Hormonal changes affect everyone from birth to death; nevertheless, we tend to have a negative perception associated with them. Being able to spot the signs of hormone imbalance is the key to maintaining a healthy lifestyle and managing associated symptoms, so we’re here to provide you with some of the most common symptoms of hormonal imbalances.

1. Persistent Weight Gain

Most of us know that lifestyle, diet and physical activity are key components to maintaining a healthy weight, but your hormone balance plays a role too. As women age, they tend to believe that putting on weight is inevitable, but there might be an underlying hormonal imbalance making it difficult to maintain a healthy weight. A variety of systems in your body such as the endocrine system, your  thyroid or your digestive system  may all by playing a role in the imbalance that causes weight gain.

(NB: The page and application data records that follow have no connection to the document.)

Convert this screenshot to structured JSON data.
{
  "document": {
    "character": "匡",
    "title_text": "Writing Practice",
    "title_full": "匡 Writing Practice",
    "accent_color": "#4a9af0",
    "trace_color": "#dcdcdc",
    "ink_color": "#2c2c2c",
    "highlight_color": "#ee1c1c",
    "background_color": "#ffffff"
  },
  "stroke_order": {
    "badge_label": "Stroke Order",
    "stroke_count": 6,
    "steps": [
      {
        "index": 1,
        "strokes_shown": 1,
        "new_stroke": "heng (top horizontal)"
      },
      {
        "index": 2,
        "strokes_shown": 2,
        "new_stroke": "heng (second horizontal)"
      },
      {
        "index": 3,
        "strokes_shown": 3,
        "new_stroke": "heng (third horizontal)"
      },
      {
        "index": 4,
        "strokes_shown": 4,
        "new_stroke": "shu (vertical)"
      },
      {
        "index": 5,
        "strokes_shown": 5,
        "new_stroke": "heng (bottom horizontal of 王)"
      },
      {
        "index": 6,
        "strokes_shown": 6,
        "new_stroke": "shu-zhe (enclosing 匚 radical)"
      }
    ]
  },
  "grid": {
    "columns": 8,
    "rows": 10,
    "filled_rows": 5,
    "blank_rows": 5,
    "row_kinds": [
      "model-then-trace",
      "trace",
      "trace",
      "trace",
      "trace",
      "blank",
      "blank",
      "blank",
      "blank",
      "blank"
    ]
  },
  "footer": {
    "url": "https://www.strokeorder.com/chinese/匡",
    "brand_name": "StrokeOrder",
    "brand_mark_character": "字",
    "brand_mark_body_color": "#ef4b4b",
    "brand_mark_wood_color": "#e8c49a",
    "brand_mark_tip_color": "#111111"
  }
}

2. Low Libido

One of the most noticeable symptoms of hormonal imbalance is low libido. This could be due to imbalances of estrogen and testosterone.

3. Fatigue

Can't make it past mid-morning without some sort of pick-me-up? How about that mid-afternoon crash? We all have days when we’re so tired that we’re desperate for a nap. However, if you feel exhausted every day, then you could be suffering from a lack of a thyroid hormone, adrenal fatigue, or another form of hormone imbalance.

4. Anxiety, Irritability and Depression

Not feeling like yourself? Anxiety, mood swings and depression are clues that you have an imbalance. Most ‘midlife’ women experience mood swings and feel anxious in situations that they used to handle calmly before. This is likely due to a hormone imbalance.

5. Insomnia and Poor Sleep Patterns

Many women find it hard to fall asleep before their period. This may be due to the sharp drop in the hormone progesterone that occurs just before menstruation. Progesterone has relaxing properties, so when its levels drop, it can make you feel restless and lead to poor sleep patterns.

6. Hot Flashes & Night Sweats

For many women, night sweats and hot flashes are the first uncomfortable sign that something is out of whack. The cause may be too much or too little estrogen or too little progesterone. Other hormone imbalances in your body that come from the adrenals, ovaries, thyroid, pancreas or gastrointestinal tract may also be the source of the problem.

7. Cravings

Common causes of cravings and excess eating are adrenal fatigue, insulin resistance, and other hormonal imbalances. Minimizing sugars, alcohol, dairy and wheat may help control cravings, and improve digestive function as well.

8. Persistent Acne

A lot of women breakout before their period, due to hormonal shifts. However, if you suffer from deep, cystic acne all the time, then androgens could be the culprit. Testosterone stimulates excess production of oil, which can get trapped underneath the skin and merge with bacteria and dead skin cells leading to clogged pores.

9. Memory Fog

Are you forgetting things lately? Like where you put your car keys, or what you walked into the room for. Have you been stressed out? Your body will produce high levels of cortisol when stressed, which studies suggest can hamper your learning ability and memory.

10. Digestive Problems

Cortisol production is naturally high in the early morning to help you wake up. However, chronic stress may lead to adrenal glands overproducing cortisol. This may contribute to irritable bowel syndrome (IBS), due to abnormal levels of serotonin. The flux of estrogen and progesterone may also play a role in IBS as well as can make a woman’s gallbladder empty more slowly and increase the cholesterol in her gallbladder, doubling her risk of developing gallstones.

11. Headaches & Migraines

Suffer from frequent headaches or migraines? This could be due to hormonal imbalances around certain times of the menstrual cycle.

12. Vaginal Dryness

As menopause approaches, the reduction of estrogen levels causes changes to the vaginal wall. This can lead to vaginal dryness.

13. Breast Changes

High levels of estrogen can make breasts feel tender and sore, which could lead to lumps, fibroids, and cysts.

Please note that many of these symptoms can be linked to other physical problems, and a simple blood, urine or saliva hormone test can help you and your healthcare professional determine if there are other underlying concerns.